[Start of Attachment]

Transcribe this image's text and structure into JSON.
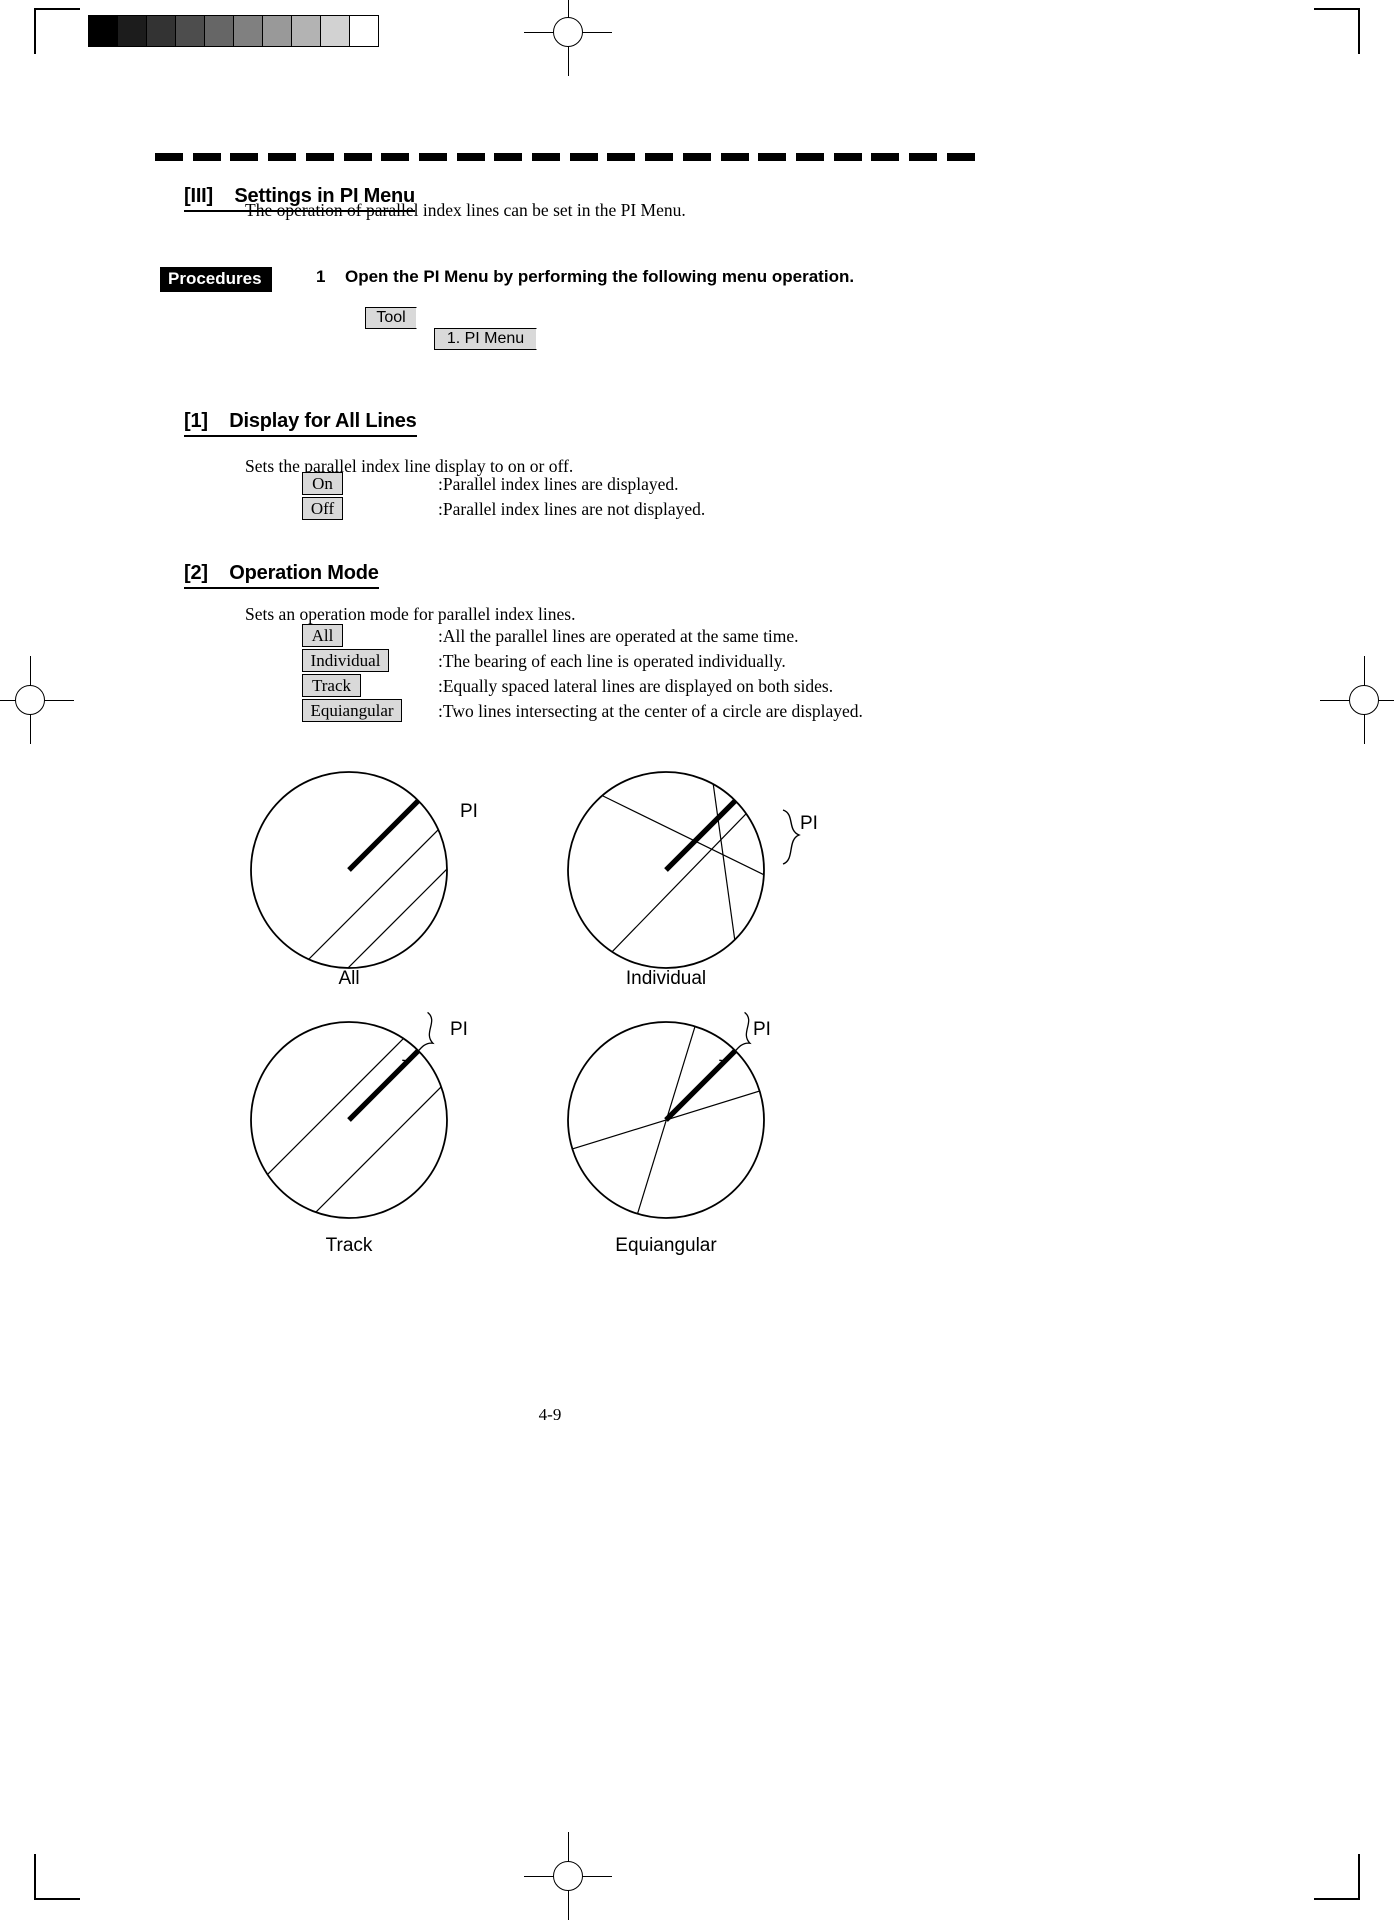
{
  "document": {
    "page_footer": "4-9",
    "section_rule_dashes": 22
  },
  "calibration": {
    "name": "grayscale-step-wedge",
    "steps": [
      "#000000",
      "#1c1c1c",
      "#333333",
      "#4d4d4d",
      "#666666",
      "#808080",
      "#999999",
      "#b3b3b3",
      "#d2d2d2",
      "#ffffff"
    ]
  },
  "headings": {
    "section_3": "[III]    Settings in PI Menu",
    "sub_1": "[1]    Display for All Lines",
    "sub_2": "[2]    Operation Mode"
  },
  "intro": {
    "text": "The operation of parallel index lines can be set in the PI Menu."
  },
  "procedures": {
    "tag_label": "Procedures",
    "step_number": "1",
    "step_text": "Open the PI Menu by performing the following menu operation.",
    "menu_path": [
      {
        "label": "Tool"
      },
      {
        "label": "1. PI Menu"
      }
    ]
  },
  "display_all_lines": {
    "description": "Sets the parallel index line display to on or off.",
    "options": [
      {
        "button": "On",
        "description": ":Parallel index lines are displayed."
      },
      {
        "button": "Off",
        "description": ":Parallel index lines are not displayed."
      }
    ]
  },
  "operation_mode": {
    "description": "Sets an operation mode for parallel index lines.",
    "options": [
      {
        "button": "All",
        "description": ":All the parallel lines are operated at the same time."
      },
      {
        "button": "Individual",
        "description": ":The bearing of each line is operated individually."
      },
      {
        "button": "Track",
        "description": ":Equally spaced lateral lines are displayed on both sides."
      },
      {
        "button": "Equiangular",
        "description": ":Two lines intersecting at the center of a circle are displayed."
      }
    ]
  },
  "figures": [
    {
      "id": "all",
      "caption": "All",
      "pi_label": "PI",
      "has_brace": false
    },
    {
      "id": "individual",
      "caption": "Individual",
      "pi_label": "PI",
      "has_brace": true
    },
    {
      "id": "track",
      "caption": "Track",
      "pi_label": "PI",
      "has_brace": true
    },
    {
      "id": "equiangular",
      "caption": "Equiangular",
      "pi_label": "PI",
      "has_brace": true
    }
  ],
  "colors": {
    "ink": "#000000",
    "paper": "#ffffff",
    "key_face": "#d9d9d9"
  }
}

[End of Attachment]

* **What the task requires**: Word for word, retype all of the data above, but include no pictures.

* **Exercise answer**:
Transcribe this image's text and structure into JSON.
{
  "document": {
    "page_footer": "4-9",
    "section_rule_dashes": 22
  },
  "calibration": {
    "name": "grayscale-step-wedge",
    "steps": [
      "#000000",
      "#1c1c1c",
      "#333333",
      "#4d4d4d",
      "#666666",
      "#808080",
      "#999999",
      "#b3b3b3",
      "#d2d2d2",
      "#ffffff"
    ]
  },
  "headings": {
    "section_3": "[III]    Settings in PI Menu",
    "sub_1": "[1]    Display for All Lines",
    "sub_2": "[2]    Operation Mode"
  },
  "intro": {
    "text": "The operation of parallel index lines can be set in the PI Menu."
  },
  "procedures": {
    "tag_label": "Procedures",
    "step_number": "1",
    "step_text": "Open the PI Menu by performing the following menu operation.",
    "menu_path": [
      {
        "label": "Tool"
      },
      {
        "label": "1. PI Menu"
      }
    ]
  },
  "display_all_lines": {
    "description": "Sets the parallel index line display to on or off.",
    "options": [
      {
        "button": "On",
        "description": ":Parallel index lines are displayed."
      },
      {
        "button": "Off",
        "description": ":Parallel index lines are not displayed."
      }
    ]
  },
  "operation_mode": {
    "description": "Sets an operation mode for parallel index lines.",
    "options": [
      {
        "button": "All",
        "description": ":All the parallel lines are operated at the same time."
      },
      {
        "button": "Individual",
        "description": ":The bearing of each line is operated individually."
      },
      {
        "button": "Track",
        "description": ":Equally spaced lateral lines are displayed on both sides."
      },
      {
        "button": "Equiangular",
        "description": ":Two lines intersecting at the center of a circle are displayed."
      }
    ]
  },
  "figures": [
    {
      "id": "all",
      "caption": "All",
      "pi_label": "PI",
      "has_brace": false
    },
    {
      "id": "individual",
      "caption": "Individual",
      "pi_label": "PI",
      "has_brace": true
    },
    {
      "id": "track",
      "caption": "Track",
      "pi_label": "PI",
      "has_brace": true
    },
    {
      "id": "equiangular",
      "caption": "Equiangular",
      "pi_label": "PI",
      "has_brace": true
    }
  ],
  "colors": {
    "ink": "#000000",
    "paper": "#ffffff",
    "key_face": "#d9d9d9"
  }
}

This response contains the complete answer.